"Increases in snowpack of this size are not common, but also not unprecedented," Julie Kalansky, deputy director of operations for the Center for Western Weather and Water Extremes (CW3E), explained. Kalansky pointed out previous studies have shown a jump on this scale can happen about twice every three years, but usually over the course of an entire winter, not just the month of December. While they don't have the exact rankings for each month of the year, "most of the storm events in the study we referenced for the above calculation were in the second half of December and later into the season," Kalansky added.
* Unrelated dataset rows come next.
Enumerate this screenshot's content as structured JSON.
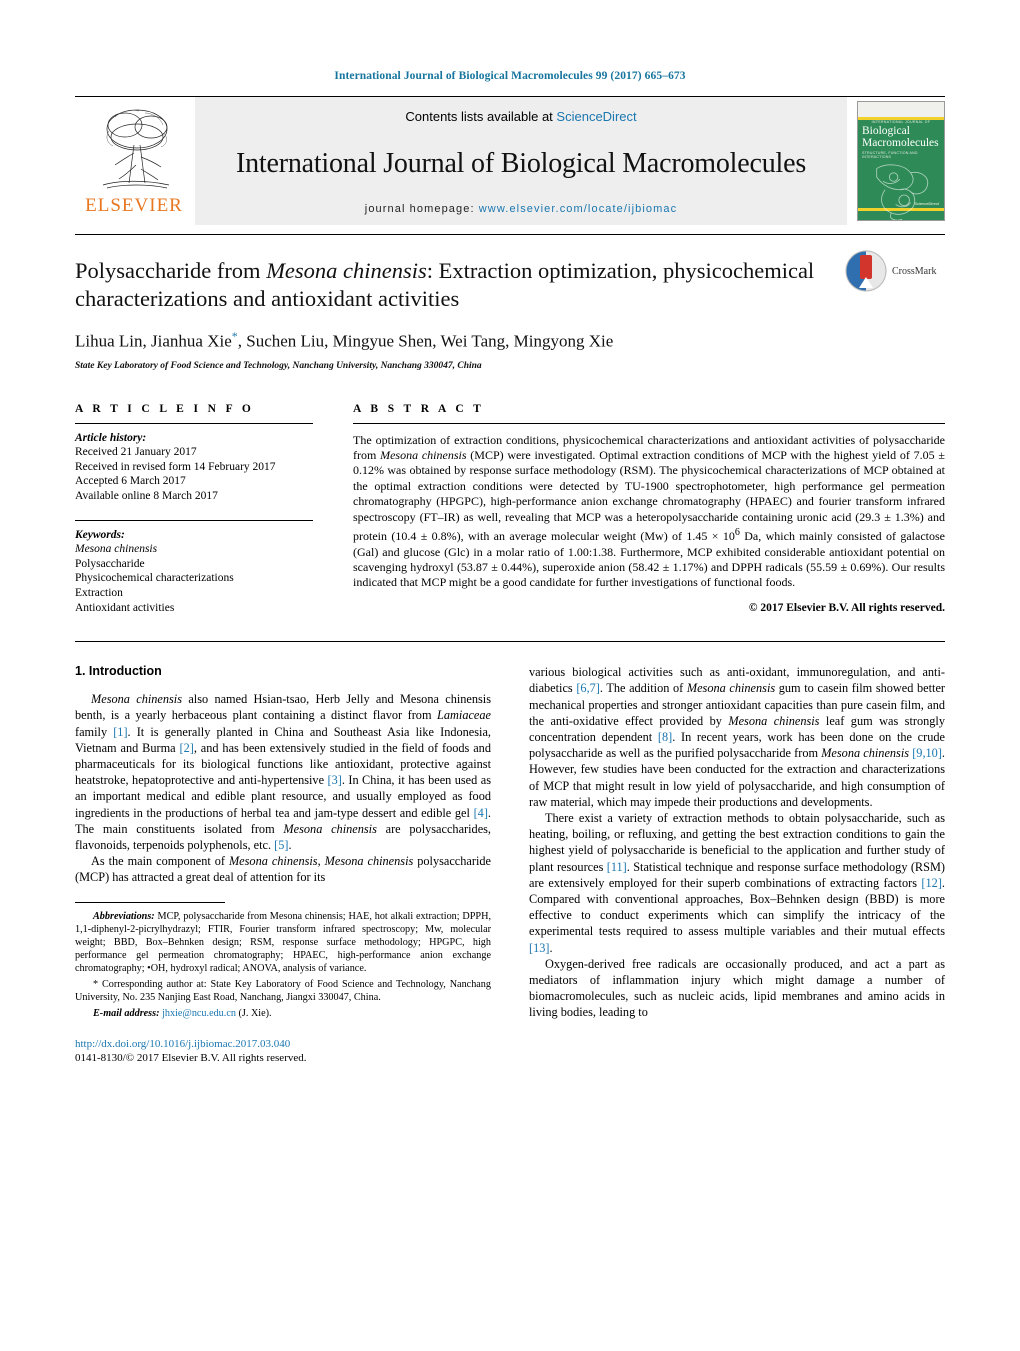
{
  "running_head": "International Journal of Biological Macromolecules 99 (2017) 665–673",
  "masthead": {
    "publisher_name": "ELSEVIER",
    "contents_prefix": "Contents lists available at",
    "contents_link": "ScienceDirect",
    "journal_title": "International Journal of Biological Macromolecules",
    "homepage_label": "journal homepage:",
    "homepage_url": "www.elsevier.com/locate/ijbiomac",
    "cover": {
      "eyebrow": "INTERNATIONAL JOURNAL OF",
      "title_line1": "Biological",
      "title_line2": "Macromolecules",
      "subtitle": "STRUCTURE, FUNCTION AND INTERACTIONS",
      "footer": "ScienceDirect"
    },
    "accent_color": "#1b77b0",
    "elsevier_color": "#e87722"
  },
  "article": {
    "title_part1": "Polysaccharide from ",
    "title_italic": "Mesona chinensis",
    "title_part2": ": Extraction optimization, physicochemical characterizations and antioxidant activities",
    "authors": "Lihua Lin, Jianhua Xie",
    "authors_star": "*",
    "authors_rest": ", Suchen Liu, Mingyue Shen, Wei Tang, Mingyong Xie",
    "affiliation": "State Key Laboratory of Food Science and Technology, Nanchang University, Nanchang 330047, China",
    "crossmark_label": "CrossMark"
  },
  "article_info": {
    "heading": "A R T I C L E   I N F O",
    "history_label": "Article history:",
    "history": [
      "Received 21 January 2017",
      "Received in revised form 14 February 2017",
      "Accepted 6 March 2017",
      "Available online 8 March 2017"
    ],
    "keywords_label": "Keywords:",
    "keywords_italic": "Mesona chinensis",
    "keywords": [
      "Polysaccharide",
      "Physicochemical characterizations",
      "Extraction",
      "Antioxidant activities"
    ]
  },
  "abstract": {
    "heading": "A B S T R A C T",
    "p1_a": "The optimization of extraction conditions, physicochemical characterizations and antioxidant activities of polysaccharide from ",
    "p1_em1": "Mesona chinensis",
    "p1_b": " (MCP) were investigated. Optimal extraction conditions of MCP with the highest yield of 7.05 ± 0.12% was obtained by response surface methodology (RSM). The physicochemical characterizations of MCP obtained at the optimal extraction conditions were detected by TU-1900 spectrophotometer, high performance gel permeation chromatography (HPGPC), high-performance anion exchange chromatography (HPAEC) and fourier transform infrared spectroscopy (FT–IR) as well, revealing that MCP was a heteropolysaccharide containing uronic acid (29.3 ± 1.3%) and protein (10.4 ± 0.8%), with an average molecular weight (Mw) of 1.45 × 10",
    "p1_sup": "6",
    "p1_c": " Da, which mainly consisted of galactose (Gal) and glucose (Glc) in a molar ratio of 1.00:1.38. Furthermore, MCP exhibited considerable antioxidant potential on scavenging hydroxyl (53.87 ± 0.44%), superoxide anion (58.42 ± 1.17%) and DPPH radicals (55.59 ± 0.69%). Our results indicated that MCP might be a good candidate for further investigations of functional foods.",
    "copyright": "© 2017 Elsevier B.V. All rights reserved."
  },
  "introduction": {
    "heading": "1.  Introduction",
    "left": {
      "p1_em1": "Mesona chinensis",
      "p1_a": " also named Hsian-tsao, Herb Jelly and Mesona chinensis benth, is a yearly herbaceous plant containing a distinct flavor from ",
      "p1_em2": "Lamiaceae",
      "p1_b": " family ",
      "p1_ref1": "[1]",
      "p1_c": ". It is generally planted in China and Southeast Asia like Indonesia, Vietnam and Burma ",
      "p1_ref2": "[2]",
      "p1_d": ", and has been extensively studied in the field of foods and pharmaceuticals for its biological functions like antioxidant, protective against heatstroke, hepatoprotective and anti-hypertensive ",
      "p1_ref3": "[3]",
      "p1_e": ". In China, it has been used as an important medical and edible plant resource, and usually employed as food ingredients in the productions of herbal tea and jam-type dessert and edible gel ",
      "p1_ref4": "[4]",
      "p1_f": ". The main constituents isolated from ",
      "p1_em3": "Mesona chinensis",
      "p1_g": " are polysaccharides, flavonoids, terpenoids polyphenols, etc. ",
      "p1_ref5": "[5]",
      "p1_h": ".",
      "p2_a": "As the main component of ",
      "p2_em1": "Mesona chinensis",
      "p2_b": ", ",
      "p2_em2": "Mesona chinensis",
      "p2_c": " polysaccharide (MCP) has attracted a great deal of attention for its"
    },
    "right": {
      "p1_a": "various biological activities such as anti-oxidant, immunoregulation, and anti-diabetics ",
      "p1_ref1": "[6,7]",
      "p1_b": ". The addition of ",
      "p1_em1": "Mesona chinensis",
      "p1_c": " gum to casein film showed better mechanical properties and stronger antioxidant capacities than pure casein film, and the anti-oxidative effect provided by ",
      "p1_em2": "Mesona chinensis",
      "p1_d": " leaf gum was strongly concentration dependent ",
      "p1_ref2": "[8]",
      "p1_e": ". In recent years, work has been done on the crude polysaccharide as well as the purified polysaccharide from ",
      "p1_em3": "Mesona chinensis",
      "p1_f": " ",
      "p1_ref3": "[9,10]",
      "p1_g": ". However, few studies have been conducted for the extraction and characterizations of MCP that might result in low yield of polysaccharide, and high consumption of raw material, which may impede their productions and developments.",
      "p2_a": "There exist a variety of extraction methods to obtain polysaccharide, such as heating, boiling, or refluxing, and getting the best extraction conditions to gain the highest yield of polysaccharide is beneficial to the application and further study of plant resources ",
      "p2_ref1": "[11]",
      "p2_b": ". Statistical technique and response surface methodology (RSM) are extensively employed for their superb combinations of extracting factors ",
      "p2_ref2": "[12]",
      "p2_c": ". Compared with conventional approaches, Box–Behnken design (BBD) is more effective to conduct experiments which can simplify the intricacy of the experimental tests required to assess multiple variables and their mutual effects ",
      "p2_ref3": "[13]",
      "p2_d": ".",
      "p3": "Oxygen-derived free radicals are occasionally produced, and act a part as mediators of inflammation injury which might damage a number of biomacromolecules, such as nucleic acids, lipid membranes and amino acids in living bodies, leading to"
    }
  },
  "footnotes": {
    "abbrev_label": "Abbreviations:",
    "abbrev_a": "  MCP, polysaccharide from Mesona chinensis; HAE, hot alkali extraction; DPPH, 1,1-diphenyl-2-picrylhydrazyl; FTIR, Fourier transform infrared spectroscopy; Mw, molecular weight; BBD, Box–Behnken design; RSM, response surface methodology; HPGPC, high performance gel permeation chromatography; HPAEC, high-performance anion exchange chromatography; •OH, hydroxyl radical; ANOVA, analysis of variance.",
    "corresponding_star": "*",
    "corresponding": " Corresponding author at: State Key Laboratory of Food Science and Technology, Nanchang University, No. 235 Nanjing East Road, Nanchang, Jiangxi 330047, China.",
    "email_label": "E-mail address:",
    "email": "jhxie@ncu.edu.cn",
    "email_suffix": " (J. Xie)."
  },
  "footer": {
    "doi": "http://dx.doi.org/10.1016/j.ijbiomac.2017.03.040",
    "issn_line": "0141-8130/© 2017 Elsevier B.V. All rights reserved."
  }
}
The sudden change gives California its wettest start to the Water Year in more than 40 years, thanks to several drought-denting rain and snow systems pushing through the area in recent weeks. The Water Year runs from October 1 through September 30 of the following year. Parts of California are known for whiplash weather, but the rapid changes are quite remarkable given the snowpack was off to such a rough start, after a very warm and dry November for much of the state.